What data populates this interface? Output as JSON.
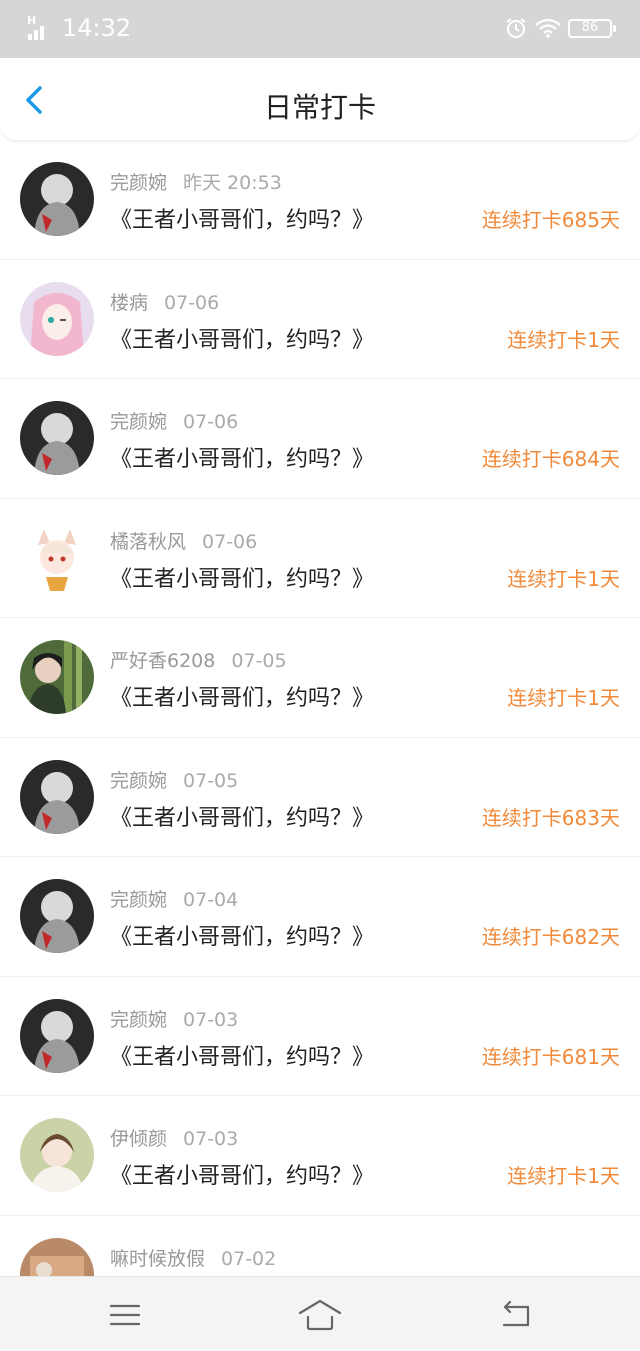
{
  "status_bar": {
    "network": "H",
    "time": "14:32",
    "battery": "86",
    "icons": [
      "signal-icon",
      "alarm-icon",
      "wifi-icon",
      "battery-icon"
    ]
  },
  "header": {
    "title": "日常打卡",
    "back_icon": "chevron-left-icon",
    "accent_color": "#1e9ae6"
  },
  "checkins": [
    {
      "user": "完颜婉",
      "date": "昨天 20:53",
      "title": "《王者小哥哥们，约吗？》",
      "streak": "连续打卡685天",
      "avatar": "dark"
    },
    {
      "user": "楼病",
      "date": "07-06",
      "title": "《王者小哥哥们，约吗？》",
      "streak": "连续打卡1天",
      "avatar": "pink"
    },
    {
      "user": "完颜婉",
      "date": "07-06",
      "title": "《王者小哥哥们，约吗？》",
      "streak": "连续打卡684天",
      "avatar": "dark"
    },
    {
      "user": "橘落秋风",
      "date": "07-06",
      "title": "《王者小哥哥们，约吗？》",
      "streak": "连续打卡1天",
      "avatar": "chibi"
    },
    {
      "user": "严好香6208",
      "date": "07-05",
      "title": "《王者小哥哥们，约吗？》",
      "streak": "连续打卡1天",
      "avatar": "green"
    },
    {
      "user": "完颜婉",
      "date": "07-05",
      "title": "《王者小哥哥们，约吗？》",
      "streak": "连续打卡683天",
      "avatar": "dark"
    },
    {
      "user": "完颜婉",
      "date": "07-04",
      "title": "《王者小哥哥们，约吗？》",
      "streak": "连续打卡682天",
      "avatar": "dark"
    },
    {
      "user": "完颜婉",
      "date": "07-03",
      "title": "《王者小哥哥们，约吗？》",
      "streak": "连续打卡681天",
      "avatar": "dark"
    },
    {
      "user": "伊倾颜",
      "date": "07-03",
      "title": "《王者小哥哥们，约吗？》",
      "streak": "连续打卡1天",
      "avatar": "light"
    },
    {
      "user": "嘛时候放假",
      "date": "07-02",
      "title": "",
      "streak": "",
      "avatar": "brown"
    }
  ],
  "colors": {
    "streak": "#f08a3a",
    "meta": "#999999",
    "status_bar": "#d6d6d6"
  },
  "bottom_nav": [
    "menu-icon",
    "home-icon",
    "back-arrow-icon"
  ]
}
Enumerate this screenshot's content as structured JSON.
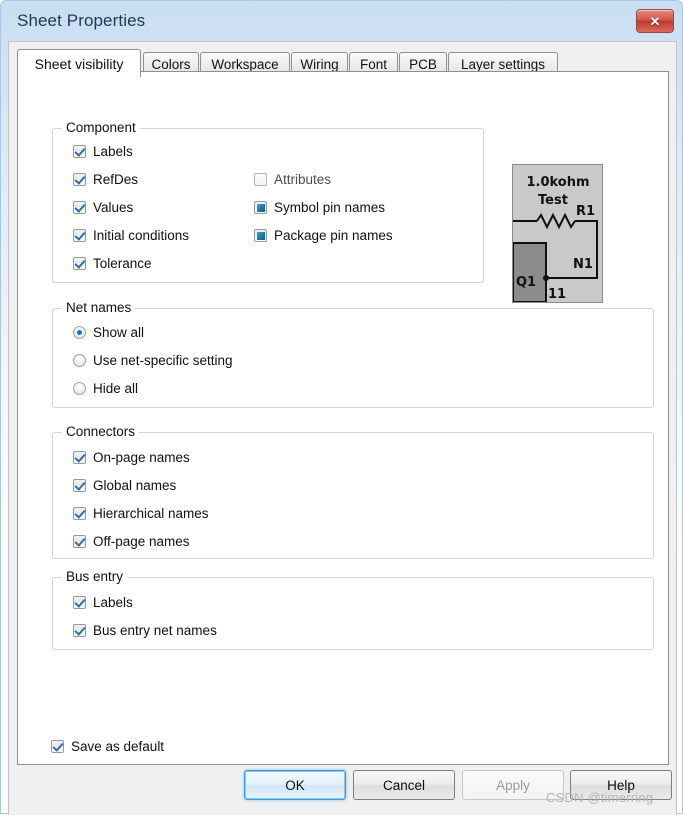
{
  "window": {
    "title": "Sheet Properties",
    "close_label": "✕",
    "frame_color": "#c9ddf2"
  },
  "tabs": [
    {
      "label": "Sheet visibility",
      "active": true
    },
    {
      "label": "Colors",
      "active": false
    },
    {
      "label": "Workspace",
      "active": false
    },
    {
      "label": "Wiring",
      "active": false
    },
    {
      "label": "Font",
      "active": false
    },
    {
      "label": "PCB",
      "active": false
    },
    {
      "label": "Layer settings",
      "active": false
    }
  ],
  "groups": {
    "component": {
      "title": "Component",
      "left_column": [
        {
          "label": "Labels",
          "state": "checked"
        },
        {
          "label": "RefDes",
          "state": "checked"
        },
        {
          "label": "Values",
          "state": "checked"
        },
        {
          "label": "Initial conditions",
          "state": "checked"
        },
        {
          "label": "Tolerance",
          "state": "checked"
        }
      ],
      "right_column": [
        {
          "label": "Attributes",
          "state": "unchecked"
        },
        {
          "label": "Symbol pin names",
          "state": "filled"
        },
        {
          "label": "Package pin names",
          "state": "filled"
        }
      ]
    },
    "net_names": {
      "title": "Net names",
      "options": [
        {
          "label": "Show all",
          "selected": true
        },
        {
          "label": "Use net-specific setting",
          "selected": false
        },
        {
          "label": "Hide all",
          "selected": false
        }
      ]
    },
    "connectors": {
      "title": "Connectors",
      "items": [
        {
          "label": "On-page names",
          "state": "checked"
        },
        {
          "label": "Global names",
          "state": "checked"
        },
        {
          "label": "Hierarchical names",
          "state": "checked"
        },
        {
          "label": "Off-page names",
          "state": "checked"
        }
      ]
    },
    "bus_entry": {
      "title": "Bus entry",
      "items": [
        {
          "label": "Labels",
          "state": "checked"
        },
        {
          "label": "Bus entry net names",
          "state": "checked"
        }
      ]
    }
  },
  "save_as_default": {
    "label": "Save as default",
    "state": "checked"
  },
  "preview": {
    "value_text": "1.0kohm",
    "tolerance_text": "Test",
    "refdes_text": "R1",
    "net_text": "N1",
    "component_text": "Q1",
    "pin_text": "11",
    "background": "#c9c9c9",
    "block_color": "#8c8c8c"
  },
  "buttons": [
    {
      "label": "OK",
      "style": "default"
    },
    {
      "label": "Cancel",
      "style": "normal"
    },
    {
      "label": "Apply",
      "style": "disabled"
    },
    {
      "label": "Help",
      "style": "normal"
    }
  ],
  "watermark": {
    "text": "CSDN @timerring"
  }
}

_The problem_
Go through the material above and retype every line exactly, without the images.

_The completed task_
What data populates this interface? Output as JSON.
{
  "status_bar": {
    "network": "H",
    "time": "14:32",
    "battery": "86",
    "icons": [
      "signal-icon",
      "alarm-icon",
      "wifi-icon",
      "battery-icon"
    ]
  },
  "header": {
    "title": "日常打卡",
    "back_icon": "chevron-left-icon",
    "accent_color": "#1e9ae6"
  },
  "checkins": [
    {
      "user": "完颜婉",
      "date": "昨天 20:53",
      "title": "《王者小哥哥们，约吗？》",
      "streak": "连续打卡685天",
      "avatar": "dark"
    },
    {
      "user": "楼病",
      "date": "07-06",
      "title": "《王者小哥哥们，约吗？》",
      "streak": "连续打卡1天",
      "avatar": "pink"
    },
    {
      "user": "完颜婉",
      "date": "07-06",
      "title": "《王者小哥哥们，约吗？》",
      "streak": "连续打卡684天",
      "avatar": "dark"
    },
    {
      "user": "橘落秋风",
      "date": "07-06",
      "title": "《王者小哥哥们，约吗？》",
      "streak": "连续打卡1天",
      "avatar": "chibi"
    },
    {
      "user": "严好香6208",
      "date": "07-05",
      "title": "《王者小哥哥们，约吗？》",
      "streak": "连续打卡1天",
      "avatar": "green"
    },
    {
      "user": "完颜婉",
      "date": "07-05",
      "title": "《王者小哥哥们，约吗？》",
      "streak": "连续打卡683天",
      "avatar": "dark"
    },
    {
      "user": "完颜婉",
      "date": "07-04",
      "title": "《王者小哥哥们，约吗？》",
      "streak": "连续打卡682天",
      "avatar": "dark"
    },
    {
      "user": "完颜婉",
      "date": "07-03",
      "title": "《王者小哥哥们，约吗？》",
      "streak": "连续打卡681天",
      "avatar": "dark"
    },
    {
      "user": "伊倾颜",
      "date": "07-03",
      "title": "《王者小哥哥们，约吗？》",
      "streak": "连续打卡1天",
      "avatar": "light"
    },
    {
      "user": "嘛时候放假",
      "date": "07-02",
      "title": "",
      "streak": "",
      "avatar": "brown"
    }
  ],
  "colors": {
    "streak": "#f08a3a",
    "meta": "#999999",
    "status_bar": "#d6d6d6"
  },
  "bottom_nav": [
    "menu-icon",
    "home-icon",
    "back-arrow-icon"
  ]
}
Enumerate this screenshot's content as structured JSON.
{
  "window": {
    "title": "Sheet Properties",
    "close_label": "✕",
    "frame_color": "#c9ddf2"
  },
  "tabs": [
    {
      "label": "Sheet visibility",
      "active": true
    },
    {
      "label": "Colors",
      "active": false
    },
    {
      "label": "Workspace",
      "active": false
    },
    {
      "label": "Wiring",
      "active": false
    },
    {
      "label": "Font",
      "active": false
    },
    {
      "label": "PCB",
      "active": false
    },
    {
      "label": "Layer settings",
      "active": false
    }
  ],
  "groups": {
    "component": {
      "title": "Component",
      "left_column": [
        {
          "label": "Labels",
          "state": "checked"
        },
        {
          "label": "RefDes",
          "state": "checked"
        },
        {
          "label": "Values",
          "state": "checked"
        },
        {
          "label": "Initial conditions",
          "state": "checked"
        },
        {
          "label": "Tolerance",
          "state": "checked"
        }
      ],
      "right_column": [
        {
          "label": "Attributes",
          "state": "unchecked"
        },
        {
          "label": "Symbol pin names",
          "state": "filled"
        },
        {
          "label": "Package pin names",
          "state": "filled"
        }
      ]
    },
    "net_names": {
      "title": "Net names",
      "options": [
        {
          "label": "Show all",
          "selected": true
        },
        {
          "label": "Use net-specific setting",
          "selected": false
        },
        {
          "label": "Hide all",
          "selected": false
        }
      ]
    },
    "connectors": {
      "title": "Connectors",
      "items": [
        {
          "label": "On-page names",
          "state": "checked"
        },
        {
          "label": "Global names",
          "state": "checked"
        },
        {
          "label": "Hierarchical names",
          "state": "checked"
        },
        {
          "label": "Off-page names",
          "state": "checked"
        }
      ]
    },
    "bus_entry": {
      "title": "Bus entry",
      "items": [
        {
          "label": "Labels",
          "state": "checked"
        },
        {
          "label": "Bus entry net names",
          "state": "checked"
        }
      ]
    }
  },
  "save_as_default": {
    "label": "Save as default",
    "state": "checked"
  },
  "preview": {
    "value_text": "1.0kohm",
    "tolerance_text": "Test",
    "refdes_text": "R1",
    "net_text": "N1",
    "component_text": "Q1",
    "pin_text": "11",
    "background": "#c9c9c9",
    "block_color": "#8c8c8c"
  },
  "buttons": [
    {
      "label": "OK",
      "style": "default"
    },
    {
      "label": "Cancel",
      "style": "normal"
    },
    {
      "label": "Apply",
      "style": "disabled"
    },
    {
      "label": "Help",
      "style": "normal"
    }
  ],
  "watermark": {
    "text": "CSDN @timerring"
  }
}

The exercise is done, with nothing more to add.